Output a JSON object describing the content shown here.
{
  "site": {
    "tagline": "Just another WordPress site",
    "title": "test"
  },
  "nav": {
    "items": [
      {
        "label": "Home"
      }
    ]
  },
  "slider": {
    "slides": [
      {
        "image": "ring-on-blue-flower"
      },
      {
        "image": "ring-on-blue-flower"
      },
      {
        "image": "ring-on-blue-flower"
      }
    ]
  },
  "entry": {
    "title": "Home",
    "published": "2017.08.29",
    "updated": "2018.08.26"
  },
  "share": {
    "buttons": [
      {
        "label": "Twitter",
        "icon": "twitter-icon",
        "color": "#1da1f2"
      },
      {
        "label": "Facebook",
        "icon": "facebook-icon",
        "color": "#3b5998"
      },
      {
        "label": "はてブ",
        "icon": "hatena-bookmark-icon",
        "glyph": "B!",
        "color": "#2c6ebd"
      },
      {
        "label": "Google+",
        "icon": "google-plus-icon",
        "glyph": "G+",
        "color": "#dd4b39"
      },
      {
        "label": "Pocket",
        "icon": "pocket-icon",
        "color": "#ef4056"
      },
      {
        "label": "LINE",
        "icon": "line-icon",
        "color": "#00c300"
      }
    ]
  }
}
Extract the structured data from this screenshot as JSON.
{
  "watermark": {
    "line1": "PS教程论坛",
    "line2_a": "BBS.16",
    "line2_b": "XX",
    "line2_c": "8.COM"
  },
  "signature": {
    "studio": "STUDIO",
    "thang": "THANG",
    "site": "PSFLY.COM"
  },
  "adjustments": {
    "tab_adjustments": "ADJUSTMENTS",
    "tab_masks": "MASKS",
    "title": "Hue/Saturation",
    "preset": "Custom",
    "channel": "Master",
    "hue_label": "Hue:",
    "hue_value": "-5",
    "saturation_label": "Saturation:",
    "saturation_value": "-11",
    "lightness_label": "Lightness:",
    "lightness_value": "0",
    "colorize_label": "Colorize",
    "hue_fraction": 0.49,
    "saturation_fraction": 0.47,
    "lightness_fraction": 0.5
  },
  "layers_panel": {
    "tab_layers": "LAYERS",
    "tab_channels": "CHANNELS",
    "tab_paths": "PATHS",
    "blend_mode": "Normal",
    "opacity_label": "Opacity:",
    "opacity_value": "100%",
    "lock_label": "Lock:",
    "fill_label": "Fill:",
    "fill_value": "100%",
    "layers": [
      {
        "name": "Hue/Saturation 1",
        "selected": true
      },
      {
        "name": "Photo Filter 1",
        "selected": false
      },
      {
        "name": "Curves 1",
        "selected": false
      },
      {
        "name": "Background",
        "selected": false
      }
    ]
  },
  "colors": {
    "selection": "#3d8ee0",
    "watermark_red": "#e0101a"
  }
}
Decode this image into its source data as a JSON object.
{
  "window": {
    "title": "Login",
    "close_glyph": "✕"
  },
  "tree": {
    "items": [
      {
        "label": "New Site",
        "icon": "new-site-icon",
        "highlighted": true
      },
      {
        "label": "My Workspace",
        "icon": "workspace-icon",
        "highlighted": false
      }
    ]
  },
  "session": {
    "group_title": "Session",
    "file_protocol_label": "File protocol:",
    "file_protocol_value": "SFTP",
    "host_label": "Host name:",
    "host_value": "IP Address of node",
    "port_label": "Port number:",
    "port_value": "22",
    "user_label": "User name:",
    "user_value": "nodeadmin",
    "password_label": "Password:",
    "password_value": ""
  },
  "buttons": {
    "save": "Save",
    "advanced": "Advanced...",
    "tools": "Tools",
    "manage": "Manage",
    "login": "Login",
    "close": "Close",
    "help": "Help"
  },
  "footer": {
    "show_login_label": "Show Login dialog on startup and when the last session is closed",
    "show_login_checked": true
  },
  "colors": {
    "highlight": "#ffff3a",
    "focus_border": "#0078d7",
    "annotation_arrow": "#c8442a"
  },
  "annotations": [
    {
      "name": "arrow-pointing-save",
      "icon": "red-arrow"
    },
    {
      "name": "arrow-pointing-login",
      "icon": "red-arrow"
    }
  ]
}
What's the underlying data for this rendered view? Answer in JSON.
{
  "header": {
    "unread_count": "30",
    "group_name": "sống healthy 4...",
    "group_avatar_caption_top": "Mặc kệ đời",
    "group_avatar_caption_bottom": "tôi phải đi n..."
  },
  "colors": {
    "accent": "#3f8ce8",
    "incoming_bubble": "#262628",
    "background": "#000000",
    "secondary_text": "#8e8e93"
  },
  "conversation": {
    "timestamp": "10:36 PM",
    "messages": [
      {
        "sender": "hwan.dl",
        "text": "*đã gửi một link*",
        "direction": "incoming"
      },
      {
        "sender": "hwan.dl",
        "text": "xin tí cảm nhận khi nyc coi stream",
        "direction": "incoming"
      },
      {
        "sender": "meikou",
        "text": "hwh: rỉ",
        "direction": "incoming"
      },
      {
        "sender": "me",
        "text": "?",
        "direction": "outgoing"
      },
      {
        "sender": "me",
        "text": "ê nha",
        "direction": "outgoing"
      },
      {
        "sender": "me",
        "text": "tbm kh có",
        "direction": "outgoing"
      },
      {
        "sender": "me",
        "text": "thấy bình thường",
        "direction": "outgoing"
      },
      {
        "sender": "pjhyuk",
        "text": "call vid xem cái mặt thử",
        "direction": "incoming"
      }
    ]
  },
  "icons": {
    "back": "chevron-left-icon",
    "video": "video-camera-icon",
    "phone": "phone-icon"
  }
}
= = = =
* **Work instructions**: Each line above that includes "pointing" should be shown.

* **Solution to this problem**:
      "name": "arrow-pointing-save",
      "name": "arrow-pointing-login",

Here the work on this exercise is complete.